In May, AHIP and the Blue Cross Blue Shield Association (BCBSA) announced the results of a study and analysis regarding the impact of the No Surprises Act (NSA).
The survey defined a surprise medical bill as:
- Treatments by non-network providers that fell under the expanded definition of emergency services (including post-stabilization care)
- Non-emergency services by a non-network provider delivered at an in-network facility (hospital, hospital outpatient, ambulatory surgery)
Based on surveyed claims data from the first two months of 2022, the study concluded that the NSA prevented more than 2 million potential surprise medical bills among all commercially insured patients. Should the trend hold, more than 12 million surprise bills will be avoided in 2022 due to the NSA. No specific estimate, however, was provided with respect to plans that are self-insured, and the data is limited to claims that would not otherwise be subject to a state surprise billing law.
This study revealed that there were 600,000 NSA-eligible claims in the commercial insurance market in January and February 2022. That is .23% of all commercial claims. However, due to the substantial delay in claims processing, the study estimated that the actual number of NSA-eligible claims exceeded 2 million during the first two months of 2022.
If accurate, the majority of employer-sponsored health plans will be impacted because, according to the annual Kaiser survey, approximately 75% of participants in employer-sponsored health plans incorporate a PPO design – either a traditional PPO or HSA or HRA capable coverage.
What Does That Mean for Plan Sponsors?
More expense, perhaps a lot more expense.

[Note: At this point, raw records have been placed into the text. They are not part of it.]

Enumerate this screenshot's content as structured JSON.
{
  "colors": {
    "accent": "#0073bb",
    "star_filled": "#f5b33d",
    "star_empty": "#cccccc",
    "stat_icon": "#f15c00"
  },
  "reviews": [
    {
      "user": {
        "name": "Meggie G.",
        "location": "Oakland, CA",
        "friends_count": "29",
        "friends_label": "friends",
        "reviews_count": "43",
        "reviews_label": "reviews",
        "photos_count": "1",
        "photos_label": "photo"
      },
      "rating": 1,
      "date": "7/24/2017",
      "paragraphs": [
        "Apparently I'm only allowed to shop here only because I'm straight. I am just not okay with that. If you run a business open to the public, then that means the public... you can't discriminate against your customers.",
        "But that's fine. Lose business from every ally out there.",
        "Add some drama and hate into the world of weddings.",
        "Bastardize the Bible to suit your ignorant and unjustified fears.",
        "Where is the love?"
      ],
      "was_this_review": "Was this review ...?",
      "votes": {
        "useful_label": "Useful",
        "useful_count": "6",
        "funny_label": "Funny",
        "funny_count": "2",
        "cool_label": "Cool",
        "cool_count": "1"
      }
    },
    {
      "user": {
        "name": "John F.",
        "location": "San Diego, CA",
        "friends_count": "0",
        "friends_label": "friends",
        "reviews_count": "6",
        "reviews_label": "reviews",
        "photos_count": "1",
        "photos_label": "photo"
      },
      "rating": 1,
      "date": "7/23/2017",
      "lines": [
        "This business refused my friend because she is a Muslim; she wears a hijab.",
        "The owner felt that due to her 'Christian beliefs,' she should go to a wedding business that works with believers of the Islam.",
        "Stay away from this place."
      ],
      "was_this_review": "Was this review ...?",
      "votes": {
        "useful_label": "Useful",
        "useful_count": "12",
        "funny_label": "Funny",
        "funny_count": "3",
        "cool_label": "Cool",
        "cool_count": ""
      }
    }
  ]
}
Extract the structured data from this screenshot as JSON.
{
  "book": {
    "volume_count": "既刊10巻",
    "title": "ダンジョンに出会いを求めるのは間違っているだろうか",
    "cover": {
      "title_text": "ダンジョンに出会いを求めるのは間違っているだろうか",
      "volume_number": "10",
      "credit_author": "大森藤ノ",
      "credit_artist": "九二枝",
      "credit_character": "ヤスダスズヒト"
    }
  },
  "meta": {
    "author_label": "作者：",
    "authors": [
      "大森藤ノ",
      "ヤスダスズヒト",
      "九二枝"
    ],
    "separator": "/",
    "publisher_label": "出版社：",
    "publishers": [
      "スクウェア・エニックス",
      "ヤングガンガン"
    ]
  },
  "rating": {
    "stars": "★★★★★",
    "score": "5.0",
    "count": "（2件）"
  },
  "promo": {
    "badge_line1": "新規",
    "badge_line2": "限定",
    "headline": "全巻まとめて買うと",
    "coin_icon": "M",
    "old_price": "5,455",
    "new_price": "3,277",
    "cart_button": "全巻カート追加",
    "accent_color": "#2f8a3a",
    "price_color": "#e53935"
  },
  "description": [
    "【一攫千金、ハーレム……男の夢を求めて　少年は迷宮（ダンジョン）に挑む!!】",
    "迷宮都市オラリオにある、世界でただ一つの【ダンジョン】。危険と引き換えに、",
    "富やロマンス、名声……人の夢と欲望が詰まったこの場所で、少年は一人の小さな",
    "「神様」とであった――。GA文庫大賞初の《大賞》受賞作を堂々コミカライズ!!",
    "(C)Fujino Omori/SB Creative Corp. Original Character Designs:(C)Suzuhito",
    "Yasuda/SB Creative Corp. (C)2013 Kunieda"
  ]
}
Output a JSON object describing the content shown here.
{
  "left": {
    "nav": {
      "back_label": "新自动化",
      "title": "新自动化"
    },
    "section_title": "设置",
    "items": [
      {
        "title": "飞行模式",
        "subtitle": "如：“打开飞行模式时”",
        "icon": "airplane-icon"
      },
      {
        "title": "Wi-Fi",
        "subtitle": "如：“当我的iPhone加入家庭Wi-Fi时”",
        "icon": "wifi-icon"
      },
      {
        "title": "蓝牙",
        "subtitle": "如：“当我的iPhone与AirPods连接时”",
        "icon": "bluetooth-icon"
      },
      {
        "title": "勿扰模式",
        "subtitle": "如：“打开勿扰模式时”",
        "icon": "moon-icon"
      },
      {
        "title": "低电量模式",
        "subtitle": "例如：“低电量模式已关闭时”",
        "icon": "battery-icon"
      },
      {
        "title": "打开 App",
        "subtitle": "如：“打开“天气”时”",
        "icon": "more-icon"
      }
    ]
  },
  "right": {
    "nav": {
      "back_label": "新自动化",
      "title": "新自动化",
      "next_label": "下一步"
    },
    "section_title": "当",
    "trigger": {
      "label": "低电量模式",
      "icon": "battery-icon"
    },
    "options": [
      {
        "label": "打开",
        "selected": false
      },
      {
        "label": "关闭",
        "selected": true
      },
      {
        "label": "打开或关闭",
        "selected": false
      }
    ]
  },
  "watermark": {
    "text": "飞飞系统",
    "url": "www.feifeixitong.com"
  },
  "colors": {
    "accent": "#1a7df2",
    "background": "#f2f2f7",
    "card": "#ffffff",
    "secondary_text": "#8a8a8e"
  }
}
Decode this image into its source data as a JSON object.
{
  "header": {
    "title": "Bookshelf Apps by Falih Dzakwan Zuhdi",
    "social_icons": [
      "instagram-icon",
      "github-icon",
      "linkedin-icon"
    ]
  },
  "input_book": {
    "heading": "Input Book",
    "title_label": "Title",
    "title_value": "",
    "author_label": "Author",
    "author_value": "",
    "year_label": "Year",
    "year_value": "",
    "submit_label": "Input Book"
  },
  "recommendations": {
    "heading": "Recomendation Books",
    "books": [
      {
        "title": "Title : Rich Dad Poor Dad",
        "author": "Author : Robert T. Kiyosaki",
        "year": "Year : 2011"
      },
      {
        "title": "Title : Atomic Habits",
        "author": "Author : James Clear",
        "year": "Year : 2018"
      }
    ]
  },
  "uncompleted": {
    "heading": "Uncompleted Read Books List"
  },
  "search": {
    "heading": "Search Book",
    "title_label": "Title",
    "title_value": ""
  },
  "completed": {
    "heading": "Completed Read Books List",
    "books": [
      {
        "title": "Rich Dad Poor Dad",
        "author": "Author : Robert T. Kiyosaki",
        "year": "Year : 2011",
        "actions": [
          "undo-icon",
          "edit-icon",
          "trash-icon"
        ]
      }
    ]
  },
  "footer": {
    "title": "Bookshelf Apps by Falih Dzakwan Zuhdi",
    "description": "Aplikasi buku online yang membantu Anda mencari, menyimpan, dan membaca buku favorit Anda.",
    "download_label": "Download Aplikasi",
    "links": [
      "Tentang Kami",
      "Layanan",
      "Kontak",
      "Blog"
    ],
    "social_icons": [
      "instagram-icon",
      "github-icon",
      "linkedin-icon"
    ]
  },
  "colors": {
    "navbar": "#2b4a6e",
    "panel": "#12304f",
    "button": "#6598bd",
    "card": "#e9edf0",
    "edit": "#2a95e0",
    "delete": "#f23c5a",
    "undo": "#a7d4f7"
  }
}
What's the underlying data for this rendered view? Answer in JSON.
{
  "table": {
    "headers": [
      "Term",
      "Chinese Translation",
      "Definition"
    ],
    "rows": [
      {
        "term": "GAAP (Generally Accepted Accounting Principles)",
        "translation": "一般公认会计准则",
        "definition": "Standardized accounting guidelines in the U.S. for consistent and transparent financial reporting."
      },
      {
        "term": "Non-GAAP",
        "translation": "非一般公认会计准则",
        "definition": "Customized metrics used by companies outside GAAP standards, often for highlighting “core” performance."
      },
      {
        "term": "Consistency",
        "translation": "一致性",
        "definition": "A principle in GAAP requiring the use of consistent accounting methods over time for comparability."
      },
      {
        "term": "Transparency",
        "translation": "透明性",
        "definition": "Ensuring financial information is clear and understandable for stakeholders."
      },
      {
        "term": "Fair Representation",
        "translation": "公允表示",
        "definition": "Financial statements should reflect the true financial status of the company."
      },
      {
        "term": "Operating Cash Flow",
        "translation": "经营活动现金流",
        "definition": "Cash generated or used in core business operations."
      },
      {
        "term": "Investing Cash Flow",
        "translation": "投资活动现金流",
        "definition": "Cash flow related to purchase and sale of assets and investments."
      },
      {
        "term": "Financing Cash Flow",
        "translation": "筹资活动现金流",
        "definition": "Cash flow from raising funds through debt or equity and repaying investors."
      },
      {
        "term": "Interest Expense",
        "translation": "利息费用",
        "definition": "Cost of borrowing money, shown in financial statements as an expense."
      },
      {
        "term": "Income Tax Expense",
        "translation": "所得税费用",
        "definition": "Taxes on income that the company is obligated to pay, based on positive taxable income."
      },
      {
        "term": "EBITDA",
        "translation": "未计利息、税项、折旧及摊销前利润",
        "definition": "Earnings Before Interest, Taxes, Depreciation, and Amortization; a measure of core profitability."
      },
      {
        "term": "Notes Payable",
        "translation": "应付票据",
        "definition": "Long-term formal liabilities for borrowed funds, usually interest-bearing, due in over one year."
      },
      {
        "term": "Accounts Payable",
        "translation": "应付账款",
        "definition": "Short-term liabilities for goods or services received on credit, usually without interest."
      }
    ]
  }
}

It means that in 2022, more than 2 million claims will have expenses that would have been excluded as non-covered charges. It also means that the same number of claims will have expenses that will be adjudicated subject to in-network, not out-of-network cost sharing.
Based on past studies, this could have a significant impact on plan benefits because:
- The average deductible applied to out-of-network expenses is 90% higher than the in-network deductible
- The average out-of-pocket expense maximum for out-of-network services is 120% higher than the out-of-pocket expense maximum for in-network expenses
- Most PPO designs do not cross-apply out-of-network such expenses to apply to both deductibles and both out-of-pocket expense maximums.
Participants will initially see a modest reduction in point of purchase cost sharing. However, as the cost of coverage increases, expect both employer and employee-paid contributions to increase.
Responding to Changes that Increase the Cost of Coverage
How have plan sponsors responded to increased coverage costs in the past? In general, point of purchase cost sharing has not kept pace with inflation. Participants have largely been insulated from health care inflation. Instead, plan sponsors have shared the increased cost of coverage with participants through higher employer and employee contributions.
So, a compliance-only approach is likely to result in the following:
- Reduced incentives for participant efforts in selecting quality, in-network providers
- Erosion of the point of purchase cost sharing designed into your plan
- Increases in employer and employee contributions
- Reduced incentives for in-network providers to negotiate over price
Plan sponsors should take strategic action – changes that go far beyond simple compliance to ensure that their employer-sponsored, self-insured plans incorporate the most effective strategies available today for the “health and wealth” of their participants. A strategic response could include design changes that would return you plan to the intended levels of cost sharing – while also securing the benefits of the No Surprises Act for participants.
- Adding a Health Savings Account capable coverage option, “done right”
- Adopting a “pure” Reference Based Pricing (RBP) plan design so that reference pricing would apply to all covered expenses
You could wait five years and look back to see whether the cost sharing pattern of the past five decades continues – or worsens! Or you could respond strategically today.